The cutoff date for the second qualifying round of billions of dollars in federal Race to the Top funding has come and gone, and Maine’s entry was left at the starting gate.

Maine didn’t enter the first round last March, when the Department of Education allocated $600 million to just two states, Delaware and Tennessee, for their plans to improve student performance in public schools. This time around, Education Secretary Arne Duncan announced the finalists to receive a share of $3.4 billion.

Maine was one of 36 states in this round, and the Baldacci administration had hoped for a $75 million grant for its plan to create a system of “personalized learning” that would let students seek high school diplomas by mastering content at a pace matching their individual learning styles.

However, when Duncan released the results at a speech at Washington’s National Press Club on Wednesday, the 19 finalists did not include Maine.

It’s not exactly back to the drawing board for the state, which recently received $7.3 million to track the progress of students from early childhood until they enter the work force. Another application is pending for $7.6 million to help schools with low graduation rates boost their performance.
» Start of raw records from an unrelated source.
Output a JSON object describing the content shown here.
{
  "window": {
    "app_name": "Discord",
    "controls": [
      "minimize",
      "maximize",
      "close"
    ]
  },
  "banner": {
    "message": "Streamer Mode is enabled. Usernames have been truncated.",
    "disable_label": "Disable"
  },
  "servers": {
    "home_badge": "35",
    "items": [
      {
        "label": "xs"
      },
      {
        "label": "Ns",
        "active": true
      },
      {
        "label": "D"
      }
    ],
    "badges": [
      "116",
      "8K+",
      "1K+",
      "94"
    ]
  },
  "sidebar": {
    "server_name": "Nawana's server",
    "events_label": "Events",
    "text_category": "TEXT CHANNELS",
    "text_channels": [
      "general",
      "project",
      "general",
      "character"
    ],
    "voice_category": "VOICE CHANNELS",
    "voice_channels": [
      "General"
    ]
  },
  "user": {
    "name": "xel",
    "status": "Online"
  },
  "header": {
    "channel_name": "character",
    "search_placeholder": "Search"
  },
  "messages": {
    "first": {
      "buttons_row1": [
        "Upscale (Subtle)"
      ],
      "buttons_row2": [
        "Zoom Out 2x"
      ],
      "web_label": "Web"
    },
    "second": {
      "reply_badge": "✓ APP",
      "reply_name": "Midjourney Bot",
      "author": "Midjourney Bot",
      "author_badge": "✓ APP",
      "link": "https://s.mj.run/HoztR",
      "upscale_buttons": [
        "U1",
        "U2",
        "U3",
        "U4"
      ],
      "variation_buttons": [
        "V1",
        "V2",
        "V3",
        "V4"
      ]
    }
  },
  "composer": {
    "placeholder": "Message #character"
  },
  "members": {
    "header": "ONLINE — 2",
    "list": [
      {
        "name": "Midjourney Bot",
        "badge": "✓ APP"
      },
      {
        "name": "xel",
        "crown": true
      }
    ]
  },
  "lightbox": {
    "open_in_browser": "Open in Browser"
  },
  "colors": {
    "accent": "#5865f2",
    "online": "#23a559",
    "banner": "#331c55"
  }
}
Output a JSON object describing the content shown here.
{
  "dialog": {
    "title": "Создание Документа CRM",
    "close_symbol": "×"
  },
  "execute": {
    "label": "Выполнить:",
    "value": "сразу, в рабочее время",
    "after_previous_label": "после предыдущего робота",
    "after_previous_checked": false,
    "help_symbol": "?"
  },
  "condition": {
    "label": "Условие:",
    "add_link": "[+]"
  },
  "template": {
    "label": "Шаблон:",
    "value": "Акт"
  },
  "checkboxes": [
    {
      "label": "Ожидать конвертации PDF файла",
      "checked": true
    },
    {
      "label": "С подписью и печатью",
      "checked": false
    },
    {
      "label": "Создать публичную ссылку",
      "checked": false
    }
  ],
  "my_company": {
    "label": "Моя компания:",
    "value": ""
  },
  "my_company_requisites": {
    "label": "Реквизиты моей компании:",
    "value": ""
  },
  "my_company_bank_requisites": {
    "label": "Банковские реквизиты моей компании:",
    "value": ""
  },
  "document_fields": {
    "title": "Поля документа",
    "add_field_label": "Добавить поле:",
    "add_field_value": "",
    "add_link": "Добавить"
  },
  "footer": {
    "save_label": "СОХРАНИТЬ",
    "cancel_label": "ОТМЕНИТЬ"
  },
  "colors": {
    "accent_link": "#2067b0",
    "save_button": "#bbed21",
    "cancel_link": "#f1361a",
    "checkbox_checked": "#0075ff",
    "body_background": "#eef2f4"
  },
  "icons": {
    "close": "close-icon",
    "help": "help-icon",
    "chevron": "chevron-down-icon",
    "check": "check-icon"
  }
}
Still, in a state with a dropout problem and a low rate of students going on to higher education, missing out on a chance to put $75 million toward solutions is a difficult loss to absorb.

Analysts at the state Department of Education should carefully study the applications of finalists to see what the federal DOE is seeking, and pay special attention when the final list of grant winners is announced.

In the meantime, Secretary Duncan had another word for his audience. He told them that all U.S. schools fall short in the time children spend in a formal learning environment.

“I think schools should be open 12, 13, 14 hours a day, seven days a week, 11-12 months of the year” for not only standard classes but in areas now considered electives, such as art and music, Duncan said. “Schools in countries that are beating us are going to school 25-30 days more than us.”

It appears that a longer school year isn’t merely a good policy, it could be a way to get close to Duncan’s heart.

And, perhaps, his list of finalists.